> **YOUR GOAL**
Here is the listing. Report each line in it that contains the string "subtotal".

> **DATA FOR PROCESSING**
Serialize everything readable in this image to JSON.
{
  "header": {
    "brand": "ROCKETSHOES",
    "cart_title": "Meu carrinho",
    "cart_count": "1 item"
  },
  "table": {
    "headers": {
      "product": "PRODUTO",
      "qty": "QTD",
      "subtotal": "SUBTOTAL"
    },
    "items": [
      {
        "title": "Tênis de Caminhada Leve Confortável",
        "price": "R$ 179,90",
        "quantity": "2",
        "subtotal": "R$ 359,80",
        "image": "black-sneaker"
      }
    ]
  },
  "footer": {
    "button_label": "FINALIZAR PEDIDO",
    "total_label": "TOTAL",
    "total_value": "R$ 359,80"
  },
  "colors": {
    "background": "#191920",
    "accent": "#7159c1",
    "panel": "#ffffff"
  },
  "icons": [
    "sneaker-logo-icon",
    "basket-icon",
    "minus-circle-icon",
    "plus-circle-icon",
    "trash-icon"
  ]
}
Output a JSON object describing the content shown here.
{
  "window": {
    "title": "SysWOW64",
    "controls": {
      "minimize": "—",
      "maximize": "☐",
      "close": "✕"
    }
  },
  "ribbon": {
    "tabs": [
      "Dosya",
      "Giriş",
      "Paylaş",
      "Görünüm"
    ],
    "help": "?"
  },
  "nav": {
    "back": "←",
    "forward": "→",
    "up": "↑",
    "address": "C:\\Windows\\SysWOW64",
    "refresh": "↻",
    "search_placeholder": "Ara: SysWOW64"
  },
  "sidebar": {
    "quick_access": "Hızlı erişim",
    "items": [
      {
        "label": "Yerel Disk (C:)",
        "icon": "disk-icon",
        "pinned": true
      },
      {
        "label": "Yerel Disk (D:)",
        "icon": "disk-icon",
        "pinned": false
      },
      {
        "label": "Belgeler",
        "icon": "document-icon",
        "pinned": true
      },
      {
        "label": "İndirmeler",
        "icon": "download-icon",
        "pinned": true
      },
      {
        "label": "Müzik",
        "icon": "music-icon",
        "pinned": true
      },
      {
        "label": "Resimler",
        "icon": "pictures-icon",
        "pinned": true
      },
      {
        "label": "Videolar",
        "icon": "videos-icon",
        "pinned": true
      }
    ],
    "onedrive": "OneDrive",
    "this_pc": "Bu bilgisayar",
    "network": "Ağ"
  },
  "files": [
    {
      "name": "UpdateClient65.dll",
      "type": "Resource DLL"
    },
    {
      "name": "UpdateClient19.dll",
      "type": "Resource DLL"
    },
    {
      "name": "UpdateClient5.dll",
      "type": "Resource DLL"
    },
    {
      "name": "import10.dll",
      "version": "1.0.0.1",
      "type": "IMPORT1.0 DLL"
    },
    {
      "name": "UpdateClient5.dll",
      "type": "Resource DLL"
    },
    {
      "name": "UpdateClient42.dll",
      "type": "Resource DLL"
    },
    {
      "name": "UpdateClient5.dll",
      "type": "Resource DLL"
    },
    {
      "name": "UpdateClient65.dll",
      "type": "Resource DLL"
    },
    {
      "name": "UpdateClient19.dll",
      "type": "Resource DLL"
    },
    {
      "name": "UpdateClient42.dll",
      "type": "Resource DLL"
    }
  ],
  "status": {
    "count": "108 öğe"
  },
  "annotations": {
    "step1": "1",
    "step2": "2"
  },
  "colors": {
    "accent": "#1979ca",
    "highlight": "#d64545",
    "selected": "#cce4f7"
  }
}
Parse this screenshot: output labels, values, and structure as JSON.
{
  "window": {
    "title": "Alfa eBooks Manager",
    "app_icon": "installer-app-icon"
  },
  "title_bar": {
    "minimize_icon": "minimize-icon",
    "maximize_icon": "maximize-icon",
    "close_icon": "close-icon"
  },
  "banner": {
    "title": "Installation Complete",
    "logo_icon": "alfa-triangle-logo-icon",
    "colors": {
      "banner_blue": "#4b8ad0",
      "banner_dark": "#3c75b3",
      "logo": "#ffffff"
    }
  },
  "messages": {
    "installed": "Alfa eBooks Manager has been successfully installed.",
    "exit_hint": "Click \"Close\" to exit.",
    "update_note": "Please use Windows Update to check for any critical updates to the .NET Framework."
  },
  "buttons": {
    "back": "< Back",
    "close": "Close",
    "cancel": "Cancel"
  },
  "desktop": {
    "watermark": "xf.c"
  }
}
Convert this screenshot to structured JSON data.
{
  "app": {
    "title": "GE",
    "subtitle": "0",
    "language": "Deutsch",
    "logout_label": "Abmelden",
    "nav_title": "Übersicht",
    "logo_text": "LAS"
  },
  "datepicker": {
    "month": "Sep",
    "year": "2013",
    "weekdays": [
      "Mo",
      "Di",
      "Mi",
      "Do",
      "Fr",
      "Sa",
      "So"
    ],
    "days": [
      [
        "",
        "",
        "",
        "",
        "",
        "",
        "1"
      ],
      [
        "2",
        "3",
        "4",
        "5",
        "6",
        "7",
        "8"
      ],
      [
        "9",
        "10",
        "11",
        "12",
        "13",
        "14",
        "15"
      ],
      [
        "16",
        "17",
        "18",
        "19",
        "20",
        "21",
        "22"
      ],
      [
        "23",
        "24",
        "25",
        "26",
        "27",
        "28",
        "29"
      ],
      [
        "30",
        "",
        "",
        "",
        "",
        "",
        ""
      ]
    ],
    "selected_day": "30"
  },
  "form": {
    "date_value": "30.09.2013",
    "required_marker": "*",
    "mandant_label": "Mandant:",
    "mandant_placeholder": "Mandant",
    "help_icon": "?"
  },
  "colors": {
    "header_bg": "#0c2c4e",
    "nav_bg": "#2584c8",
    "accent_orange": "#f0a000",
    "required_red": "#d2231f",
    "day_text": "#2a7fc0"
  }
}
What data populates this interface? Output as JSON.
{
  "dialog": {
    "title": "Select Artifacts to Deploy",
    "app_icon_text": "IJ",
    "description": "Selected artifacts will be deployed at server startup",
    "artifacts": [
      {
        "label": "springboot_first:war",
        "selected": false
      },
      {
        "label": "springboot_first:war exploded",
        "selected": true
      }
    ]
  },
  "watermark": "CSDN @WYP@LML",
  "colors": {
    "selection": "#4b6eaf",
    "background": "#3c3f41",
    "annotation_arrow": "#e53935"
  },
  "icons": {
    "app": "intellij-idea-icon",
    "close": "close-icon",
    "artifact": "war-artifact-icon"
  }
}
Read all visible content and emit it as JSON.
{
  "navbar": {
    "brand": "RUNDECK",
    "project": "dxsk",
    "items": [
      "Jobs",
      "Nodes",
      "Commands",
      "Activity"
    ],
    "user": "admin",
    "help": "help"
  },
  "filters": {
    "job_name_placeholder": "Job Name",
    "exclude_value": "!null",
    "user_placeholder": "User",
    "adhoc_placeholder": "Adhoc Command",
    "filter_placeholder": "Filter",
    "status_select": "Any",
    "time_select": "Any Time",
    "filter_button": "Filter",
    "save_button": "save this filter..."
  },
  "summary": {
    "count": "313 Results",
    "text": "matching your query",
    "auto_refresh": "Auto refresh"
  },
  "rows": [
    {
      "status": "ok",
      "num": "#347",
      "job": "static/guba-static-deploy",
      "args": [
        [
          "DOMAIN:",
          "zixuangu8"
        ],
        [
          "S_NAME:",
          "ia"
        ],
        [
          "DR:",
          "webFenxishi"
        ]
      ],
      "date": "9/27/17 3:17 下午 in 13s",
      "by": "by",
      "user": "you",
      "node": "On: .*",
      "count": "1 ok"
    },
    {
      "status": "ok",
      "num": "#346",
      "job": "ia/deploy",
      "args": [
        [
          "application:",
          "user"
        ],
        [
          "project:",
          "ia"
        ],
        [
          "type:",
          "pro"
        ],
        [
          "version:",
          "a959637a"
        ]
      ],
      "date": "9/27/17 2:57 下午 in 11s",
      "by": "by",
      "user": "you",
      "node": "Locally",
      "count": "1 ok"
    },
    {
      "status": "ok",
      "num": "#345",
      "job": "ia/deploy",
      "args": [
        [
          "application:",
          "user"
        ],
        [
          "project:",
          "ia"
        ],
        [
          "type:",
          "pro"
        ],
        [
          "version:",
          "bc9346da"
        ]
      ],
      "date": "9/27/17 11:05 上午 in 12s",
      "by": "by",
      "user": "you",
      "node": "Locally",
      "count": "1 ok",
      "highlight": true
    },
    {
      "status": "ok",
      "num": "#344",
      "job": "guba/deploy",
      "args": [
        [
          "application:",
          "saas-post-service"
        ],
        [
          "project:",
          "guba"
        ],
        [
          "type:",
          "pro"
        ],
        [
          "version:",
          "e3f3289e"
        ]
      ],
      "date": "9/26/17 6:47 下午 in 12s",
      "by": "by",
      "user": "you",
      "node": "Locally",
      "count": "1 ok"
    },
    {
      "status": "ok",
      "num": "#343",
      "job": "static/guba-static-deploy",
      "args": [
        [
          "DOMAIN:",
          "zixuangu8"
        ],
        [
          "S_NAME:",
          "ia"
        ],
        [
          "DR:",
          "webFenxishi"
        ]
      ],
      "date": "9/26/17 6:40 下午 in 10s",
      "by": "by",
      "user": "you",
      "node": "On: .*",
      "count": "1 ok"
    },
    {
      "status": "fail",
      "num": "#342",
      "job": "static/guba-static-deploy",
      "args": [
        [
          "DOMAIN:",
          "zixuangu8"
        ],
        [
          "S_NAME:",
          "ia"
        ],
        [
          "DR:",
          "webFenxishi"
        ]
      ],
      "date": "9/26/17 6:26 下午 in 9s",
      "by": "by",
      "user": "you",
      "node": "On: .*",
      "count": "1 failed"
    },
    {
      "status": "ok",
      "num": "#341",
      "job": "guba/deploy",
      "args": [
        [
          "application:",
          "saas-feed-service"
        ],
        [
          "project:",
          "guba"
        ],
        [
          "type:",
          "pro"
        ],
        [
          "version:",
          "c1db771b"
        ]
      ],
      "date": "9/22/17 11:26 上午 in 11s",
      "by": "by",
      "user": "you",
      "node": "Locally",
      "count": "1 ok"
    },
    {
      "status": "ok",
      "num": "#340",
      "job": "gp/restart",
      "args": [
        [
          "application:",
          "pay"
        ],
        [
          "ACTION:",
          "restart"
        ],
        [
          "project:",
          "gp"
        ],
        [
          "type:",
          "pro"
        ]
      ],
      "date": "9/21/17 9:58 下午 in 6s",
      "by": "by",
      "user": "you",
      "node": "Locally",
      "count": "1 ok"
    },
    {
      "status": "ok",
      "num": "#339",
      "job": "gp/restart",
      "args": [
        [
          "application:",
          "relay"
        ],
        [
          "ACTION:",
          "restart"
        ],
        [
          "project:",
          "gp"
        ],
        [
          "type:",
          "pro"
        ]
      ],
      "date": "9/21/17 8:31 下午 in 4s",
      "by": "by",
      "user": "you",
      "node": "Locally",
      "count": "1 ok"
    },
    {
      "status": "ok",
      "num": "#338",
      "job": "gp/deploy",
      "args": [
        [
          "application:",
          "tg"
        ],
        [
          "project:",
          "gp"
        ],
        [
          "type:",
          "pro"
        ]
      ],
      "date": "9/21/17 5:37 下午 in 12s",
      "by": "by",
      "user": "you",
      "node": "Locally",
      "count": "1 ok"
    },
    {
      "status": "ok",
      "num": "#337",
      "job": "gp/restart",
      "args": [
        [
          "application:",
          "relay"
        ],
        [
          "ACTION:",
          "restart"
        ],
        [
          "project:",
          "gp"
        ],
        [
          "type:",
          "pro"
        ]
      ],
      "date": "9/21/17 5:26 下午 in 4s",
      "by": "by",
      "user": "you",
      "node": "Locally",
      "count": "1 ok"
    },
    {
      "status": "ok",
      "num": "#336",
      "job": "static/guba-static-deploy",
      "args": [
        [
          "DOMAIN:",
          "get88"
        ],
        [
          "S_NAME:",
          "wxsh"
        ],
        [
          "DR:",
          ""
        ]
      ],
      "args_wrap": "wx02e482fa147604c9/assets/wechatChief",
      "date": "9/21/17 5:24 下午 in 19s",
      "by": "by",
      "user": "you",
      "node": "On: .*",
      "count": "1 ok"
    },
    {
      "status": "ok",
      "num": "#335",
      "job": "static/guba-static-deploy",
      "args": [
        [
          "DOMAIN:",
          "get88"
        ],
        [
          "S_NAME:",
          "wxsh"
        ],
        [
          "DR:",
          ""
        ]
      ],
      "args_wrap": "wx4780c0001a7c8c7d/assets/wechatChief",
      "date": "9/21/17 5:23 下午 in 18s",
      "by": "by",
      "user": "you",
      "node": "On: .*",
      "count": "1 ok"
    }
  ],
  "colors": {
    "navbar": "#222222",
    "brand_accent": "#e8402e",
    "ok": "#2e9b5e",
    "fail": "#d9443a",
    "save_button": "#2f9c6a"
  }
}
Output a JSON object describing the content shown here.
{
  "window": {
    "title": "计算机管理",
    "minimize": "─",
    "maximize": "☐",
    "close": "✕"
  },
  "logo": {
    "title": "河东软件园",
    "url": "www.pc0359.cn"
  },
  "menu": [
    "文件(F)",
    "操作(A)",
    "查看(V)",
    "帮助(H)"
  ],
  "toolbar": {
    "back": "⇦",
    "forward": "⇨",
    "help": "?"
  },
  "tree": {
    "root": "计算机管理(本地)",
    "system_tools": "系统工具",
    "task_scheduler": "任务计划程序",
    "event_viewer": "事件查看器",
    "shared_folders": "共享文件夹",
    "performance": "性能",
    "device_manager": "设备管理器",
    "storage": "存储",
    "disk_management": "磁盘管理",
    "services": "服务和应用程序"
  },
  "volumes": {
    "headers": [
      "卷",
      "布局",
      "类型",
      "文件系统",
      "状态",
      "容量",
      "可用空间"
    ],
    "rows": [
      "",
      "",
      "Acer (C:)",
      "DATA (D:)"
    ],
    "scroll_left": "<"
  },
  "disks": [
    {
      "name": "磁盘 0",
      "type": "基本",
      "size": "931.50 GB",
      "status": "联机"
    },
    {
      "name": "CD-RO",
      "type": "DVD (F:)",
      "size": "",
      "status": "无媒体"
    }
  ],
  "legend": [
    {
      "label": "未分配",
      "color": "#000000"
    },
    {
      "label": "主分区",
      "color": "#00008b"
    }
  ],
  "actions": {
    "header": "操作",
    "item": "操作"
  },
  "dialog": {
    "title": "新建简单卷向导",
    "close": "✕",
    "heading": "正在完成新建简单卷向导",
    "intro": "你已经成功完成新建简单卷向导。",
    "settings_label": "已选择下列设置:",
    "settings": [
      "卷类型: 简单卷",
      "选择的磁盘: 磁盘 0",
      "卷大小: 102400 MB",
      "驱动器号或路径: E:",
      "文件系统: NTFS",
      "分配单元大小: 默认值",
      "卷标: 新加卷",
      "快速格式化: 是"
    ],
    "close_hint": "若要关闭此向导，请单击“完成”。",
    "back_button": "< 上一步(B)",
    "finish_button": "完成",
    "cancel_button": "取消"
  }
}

> **COMPLETED TASK**
      "subtotal": "SUBTOTAL"
        "subtotal": "R$ 359,80",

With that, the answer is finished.